In the mid-1950s, a surprising overnight sensation took over men’s fashion. The summer 1953 issue of Gentry, a short-lived menswear magazine, credits Palm Beach, the Florida resort town where East coast elites sought refuge from cold winters, with popularizing the madras blazer the previous winter season. In 1955, LIFE magazine announced a “radical new line” at Brooks Brothers consisting of red, green and yellow blazers and trousers in thirteen different colors. The “Mad Men” look of monochromatic suits and white shirts was kicked to the curb in favor of outlandish pants in bright colors with daring patterns on them. Even more so than showcasing personal style, these pants were a way to tell the older generation of gray suits and Oxford shoes to go to hell. Like a proverbial game of chicken, men would attempt to out-do their friends by seeing who would wear the boldest pants of all.
Technically, any boldly colored pair of trousers with or without a pattern qualifies as a pair of Go To Hell “GTH” pants. Initially, the trend began with solid colors before it evolved into motifs of sailboats, animals, madras and seersucker.
As men’s styles continued to evolve, and men returned to favoring more classic gray, brown and black suits and slim ties, so did the GTH pants. Today, so long as the pants feature some icon or pattern that distinguishes them from an ordinary pair of trousers, they can still be considered a GTH look. Today, GTH trousers in slim cuts with minimal pattern or color are designed as a way to fit into a more formal atmosphere while still being able to convey a bit of rebellious flare.

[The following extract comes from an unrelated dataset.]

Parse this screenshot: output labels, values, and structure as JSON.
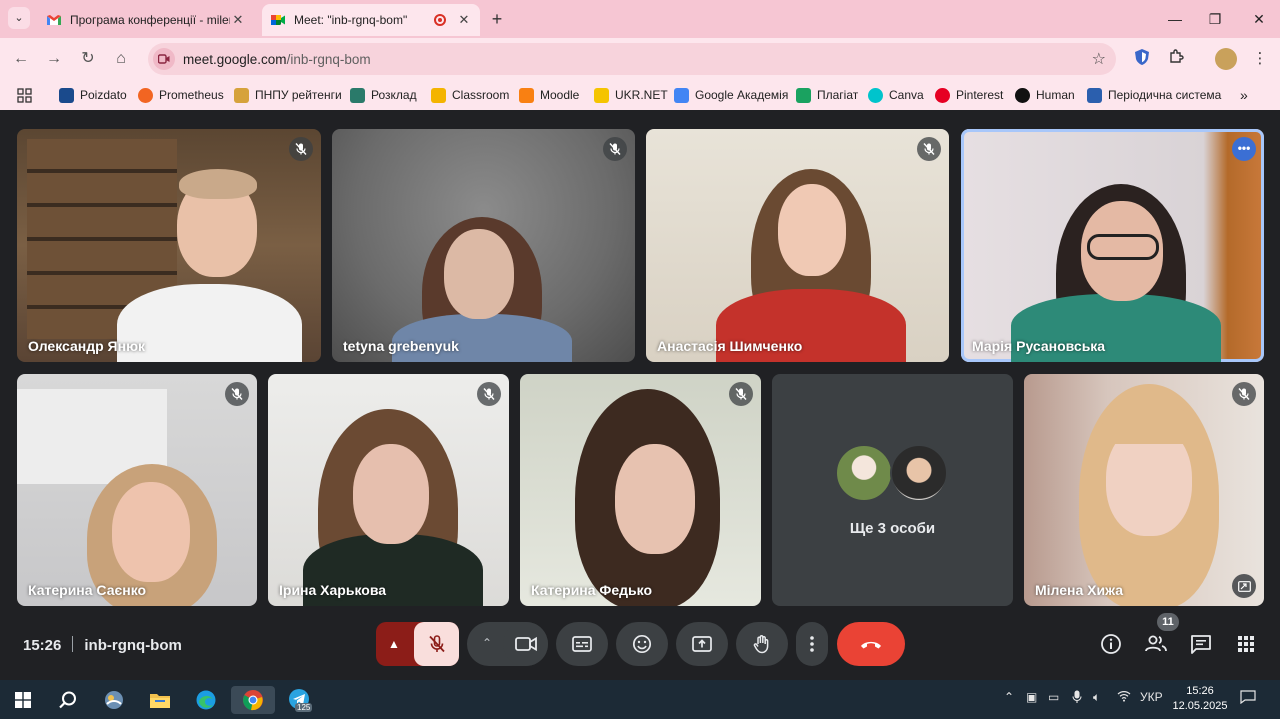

How can the modern man actually pull off wearing a pair of GTH pants? Pairing them with an equally loud shirt is a sure-fire way to err. The important thing about wearing a bright colored trouser is knowing how to wear it: building an outfit around the one discordant pattern or color, and surrounding it with complementary pieces of clothing. The best way to wear the pants it to wear them with subdued and complimentary colors, so the pants can stand out. The “right” way to wear a hellbound item is to pair it with otherwise typical clothing. You should not pair wild-colored embroidered pants with a brightly checked shirt. Bright pants with a bright shirt would be interpreted not so much as bad taste, but as breaking the code. Also, a color’s shade has to be just right, as in the special shade of pink- or the perfect fade on a pair of Nantucket Reds (our specialty!), indicating years of summers spent sailing. And certain colors, such has purple, have not been accepted into the GTH genre.
There’s a very conscious, planned nonchalance about this style of dressing, and a calculated disregard. While GTH pants are obnoxious, they also are ironically a “correct” and popular style choice. Have a look at our store http://tailorvintage.com/collections/menswear-pants to see some fun yet versatile every day pants that you dress up, dress down, or what ever you like!